Details Matter:  Too often, we think details (especially those containing lots of legalese) will make a reader’s eyes glaze over.  However, it’s often those very details that make the story easier for readers to understand.  In the case of gender discrimination, granular details of pay disparity can make the issue real for men and women alike.  Details of the unproven restraint procedures used by police in subduing mentally ill suspects can drive empathy and policy change in local communities.

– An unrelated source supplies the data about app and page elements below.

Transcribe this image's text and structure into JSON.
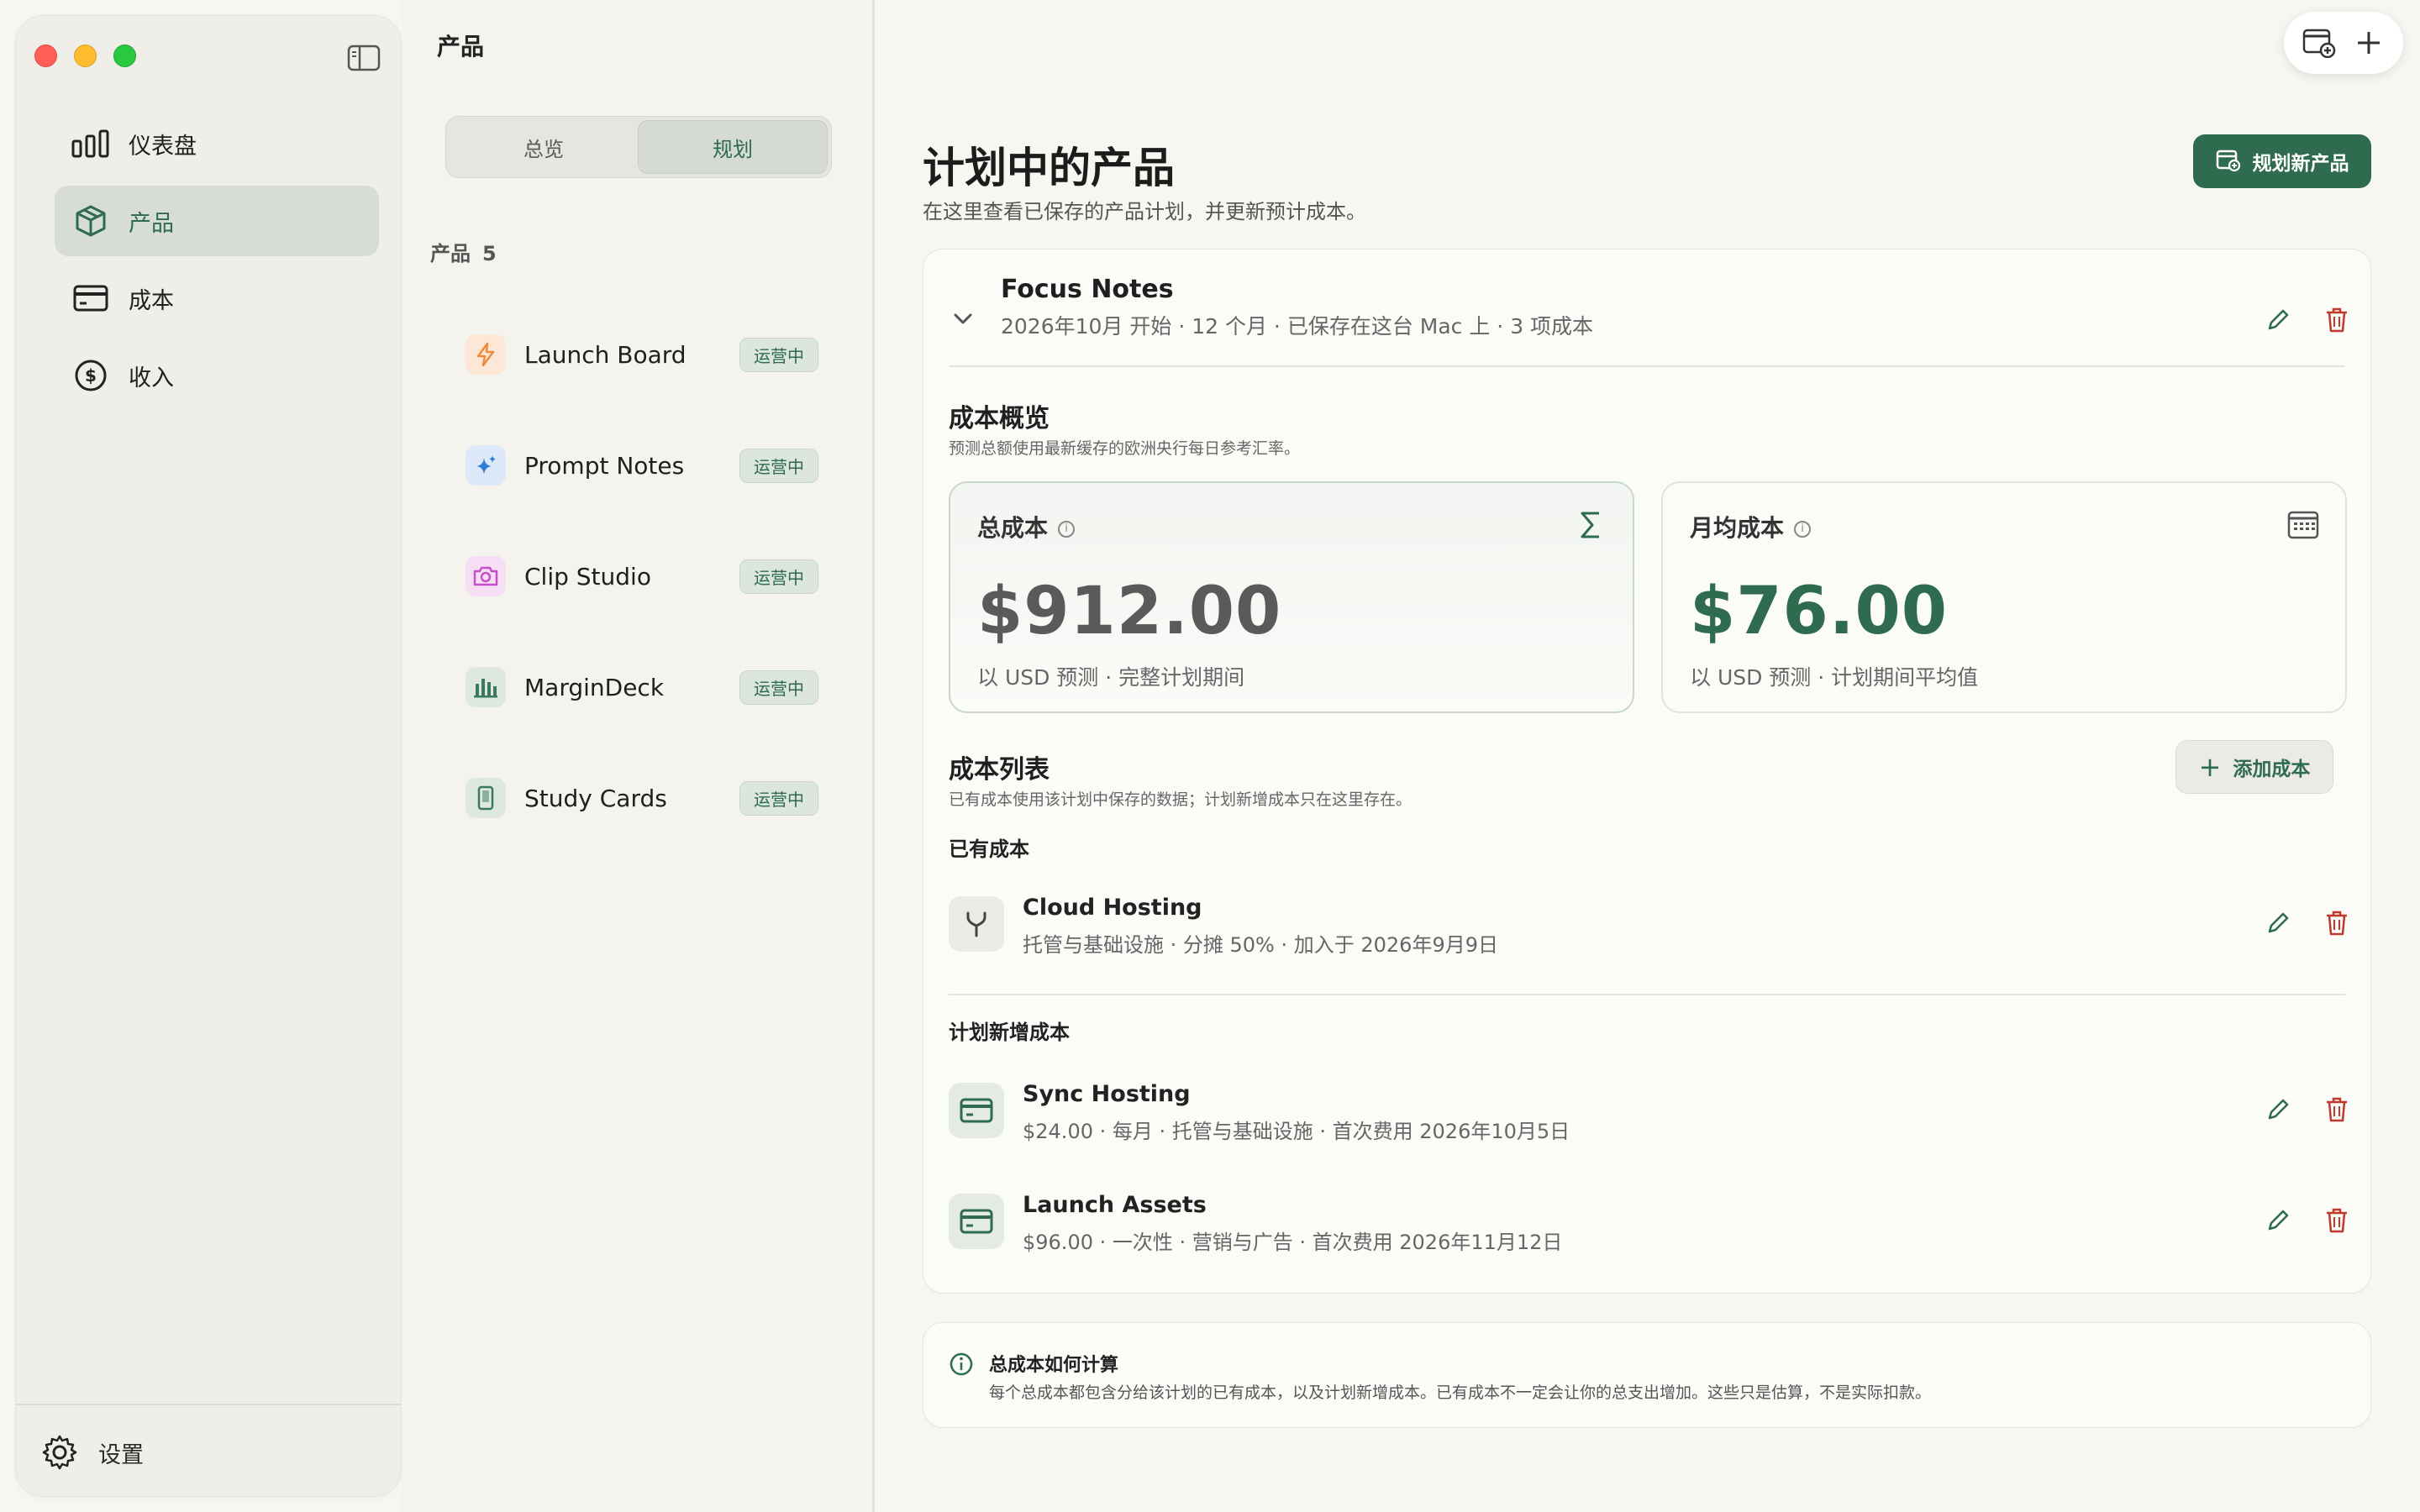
{
  "sidebar": {
    "items": [
      {
        "label": "仪表盘",
        "icon": "bar-chart-icon"
      },
      {
        "label": "产品",
        "icon": "box-icon",
        "active": true
      },
      {
        "label": "成本",
        "icon": "credit-card-icon"
      },
      {
        "label": "收入",
        "icon": "dollar-circle-icon"
      }
    ],
    "settings_label": "设置"
  },
  "product_list": {
    "title": "产品",
    "tabs": [
      "总览",
      "规划"
    ],
    "active_tab": "规划",
    "count_label": "产品",
    "count": "5",
    "items": [
      {
        "name": "Launch Board",
        "status": "运营中",
        "icon": "lightning-icon",
        "color": "#f08a3c"
      },
      {
        "name": "Prompt Notes",
        "status": "运营中",
        "icon": "sparkle-icon",
        "color": "#2f7fd8"
      },
      {
        "name": "Clip Studio",
        "status": "运营中",
        "icon": "camera-icon",
        "color": "#c64fc9"
      },
      {
        "name": "MarginDeck",
        "status": "运营中",
        "icon": "bars-icon",
        "color": "#3b7a5c"
      },
      {
        "name": "Study Cards",
        "status": "运营中",
        "icon": "phone-icon",
        "color": "#3b7a5c"
      }
    ]
  },
  "main": {
    "title": "计划中的产品",
    "subtitle": "在这里查看已保存的产品计划，并更新预计成本。",
    "primary_button": "规划新产品",
    "plan": {
      "name": "Focus Notes",
      "meta": "2026年10月 开始 · 12 个月 · 已保存在这台 Mac 上  ·  3 项成本"
    },
    "overview": {
      "title": "成本概览",
      "subtitle": "预测总额使用最新缓存的欧洲央行每日参考汇率。",
      "total": {
        "label": "总成本",
        "value": "$912.00",
        "desc": "以 USD 预测 · 完整计划期间"
      },
      "monthly": {
        "label": "月均成本",
        "value": "$76.00",
        "desc": "以 USD 预测 · 计划期间平均值"
      }
    },
    "cost_list": {
      "title": "成本列表",
      "subtitle": "已有成本使用该计划中保存的数据；计划新增成本只在这里存在。",
      "add_button": "添加成本",
      "existing_label": "已有成本",
      "existing": [
        {
          "name": "Cloud Hosting",
          "meta": "托管与基础设施 · 分摊 50% · 加入于 2026年9月9日",
          "icon": "fork-icon"
        }
      ],
      "planned_label": "计划新增成本",
      "planned": [
        {
          "name": "Sync Hosting",
          "meta": "$24.00 · 每月 · 托管与基础设施 · 首次费用 2026年10月5日",
          "icon": "card-icon"
        },
        {
          "name": "Launch Assets",
          "meta": "$96.00 · 一次性 · 营销与广告 · 首次费用 2026年11月12日",
          "icon": "card-icon"
        }
      ]
    },
    "note": {
      "title": "总成本如何计算",
      "text": "每个总成本都包含分给该计划的已有成本，以及计划新增成本。已有成本不一定会让你的总支出增加。这些只是估算，不是实际扣款。"
    }
  },
  "colors": {
    "accent": "#2e6b4f",
    "danger": "#c0392b"
  }
}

Humanity Matters:  Legal cases often shed light on powerful stories of personal loss and suffering.  They can also shed light on a path or opportunity for redemption on important cultural issues. News coverage often resonates most when it tells human stories that tap into the zeitgeist of the moment (improper use of cell phones) or the failure of schools to protect vulnerable students on the Autism spectrum.  Ensuring important legal stories are told with humanity and clarity can drive the policy changes we all seek.